But no matter how insulting the posts are, some lawyers say that an investigation isn't likely to result in a successful lawsuit against the site. That's because the federal Communications Decency Act immunizes Web sites from lawsuits based on comments posted by users. "It sounds like a claim that should be pre-empted," said Eric Goldman, director of the High Tech Law Institute at Santa Clara University.
What's more, he said, a vast number of sites say they prohibit users from posting offensive material. "Almost every user agreement has some restriction on offensive material, so if this becomes a bypass, it leaves everyone at risk of this sort of prosecutorial discretion."
Other courts have thrown out lawsuits in similar circumstances. For instance, in 2004, a federal appellate court dismissed a Muslim user's civil rights lawsuit against AOL on the ground that it couldn't be sued for user comments. In that case, AOL members allegedly posted messages denigrating Islam in two chatrooms, "Believes Islam" and "Koran." Even though those messages seemed to violate AOL's policy against hate speech, the court still tossed the lawsuit on the theory that the Communications Decency Act barred it.
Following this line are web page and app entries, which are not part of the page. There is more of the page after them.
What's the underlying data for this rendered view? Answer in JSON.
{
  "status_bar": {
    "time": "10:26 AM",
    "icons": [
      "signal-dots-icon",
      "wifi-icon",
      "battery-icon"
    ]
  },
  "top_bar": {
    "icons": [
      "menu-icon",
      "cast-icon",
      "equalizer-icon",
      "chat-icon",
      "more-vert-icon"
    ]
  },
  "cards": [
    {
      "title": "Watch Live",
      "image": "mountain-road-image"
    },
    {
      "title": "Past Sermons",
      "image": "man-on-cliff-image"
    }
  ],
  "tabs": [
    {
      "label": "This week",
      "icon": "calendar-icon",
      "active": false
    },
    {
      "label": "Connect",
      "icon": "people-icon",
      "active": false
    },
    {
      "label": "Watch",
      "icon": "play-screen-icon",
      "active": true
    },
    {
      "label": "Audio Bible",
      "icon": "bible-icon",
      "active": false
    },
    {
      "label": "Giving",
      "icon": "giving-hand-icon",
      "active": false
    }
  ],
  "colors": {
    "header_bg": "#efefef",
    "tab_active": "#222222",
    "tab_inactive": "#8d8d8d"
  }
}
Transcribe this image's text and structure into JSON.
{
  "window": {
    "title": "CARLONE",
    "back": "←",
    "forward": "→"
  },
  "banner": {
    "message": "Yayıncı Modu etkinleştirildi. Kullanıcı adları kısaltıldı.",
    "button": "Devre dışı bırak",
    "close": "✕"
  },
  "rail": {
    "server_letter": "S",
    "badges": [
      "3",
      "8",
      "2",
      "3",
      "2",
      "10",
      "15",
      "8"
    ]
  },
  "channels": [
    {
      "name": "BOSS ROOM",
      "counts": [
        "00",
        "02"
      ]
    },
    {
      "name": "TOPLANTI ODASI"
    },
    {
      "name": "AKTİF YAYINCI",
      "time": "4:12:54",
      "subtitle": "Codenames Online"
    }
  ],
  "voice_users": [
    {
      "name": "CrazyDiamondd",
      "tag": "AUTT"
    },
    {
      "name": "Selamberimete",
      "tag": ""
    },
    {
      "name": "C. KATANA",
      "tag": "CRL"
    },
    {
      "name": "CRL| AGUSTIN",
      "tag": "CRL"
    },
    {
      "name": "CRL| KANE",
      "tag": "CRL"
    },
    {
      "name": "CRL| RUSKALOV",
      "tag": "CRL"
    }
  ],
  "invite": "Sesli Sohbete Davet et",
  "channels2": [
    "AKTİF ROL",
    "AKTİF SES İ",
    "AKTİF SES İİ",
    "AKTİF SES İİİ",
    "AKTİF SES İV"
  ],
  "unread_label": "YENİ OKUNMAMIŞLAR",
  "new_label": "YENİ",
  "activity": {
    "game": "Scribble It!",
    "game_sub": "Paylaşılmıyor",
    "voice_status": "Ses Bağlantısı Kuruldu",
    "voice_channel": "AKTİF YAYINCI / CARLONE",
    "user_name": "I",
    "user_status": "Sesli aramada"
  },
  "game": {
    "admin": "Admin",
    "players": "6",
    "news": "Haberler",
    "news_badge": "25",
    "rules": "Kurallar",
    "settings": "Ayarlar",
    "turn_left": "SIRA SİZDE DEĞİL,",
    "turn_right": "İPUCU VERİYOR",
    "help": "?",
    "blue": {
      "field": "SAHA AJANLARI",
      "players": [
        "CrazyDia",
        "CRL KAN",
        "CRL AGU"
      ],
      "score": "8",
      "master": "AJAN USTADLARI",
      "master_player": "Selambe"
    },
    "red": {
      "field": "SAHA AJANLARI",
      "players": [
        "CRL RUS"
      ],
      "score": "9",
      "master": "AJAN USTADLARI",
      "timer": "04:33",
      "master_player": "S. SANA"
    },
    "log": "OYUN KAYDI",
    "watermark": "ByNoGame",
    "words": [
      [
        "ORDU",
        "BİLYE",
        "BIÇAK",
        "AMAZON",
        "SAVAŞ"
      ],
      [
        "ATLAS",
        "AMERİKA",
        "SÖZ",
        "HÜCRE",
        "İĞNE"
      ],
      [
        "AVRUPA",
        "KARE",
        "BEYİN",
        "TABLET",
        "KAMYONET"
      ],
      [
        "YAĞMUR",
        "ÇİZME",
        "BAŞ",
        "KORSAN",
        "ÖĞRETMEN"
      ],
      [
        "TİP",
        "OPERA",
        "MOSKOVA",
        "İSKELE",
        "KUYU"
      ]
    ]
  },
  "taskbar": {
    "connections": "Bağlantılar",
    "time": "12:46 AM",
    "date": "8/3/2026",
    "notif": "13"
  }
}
But even without a lawsuit, the site potentially faces economic problems. AdBrite and Google both briefly served ads on the site in the past, but dropped the site for violating their terms of service. The Attorney General's office subpoenaed AdBrite, seeking information about how JuicyCampus.com described its business, and also wrote a letter to Google requesting information about its prior relationship with the site.
Typically, users who believe they have been defamed by a comment on a Web site can sue the person who made the post. But doing so requires users to obtain an IP address of the commenter -- data that many Web sites collect and store. But JuicyCampus.com says it doesn't keep any information that can be used to track individual users.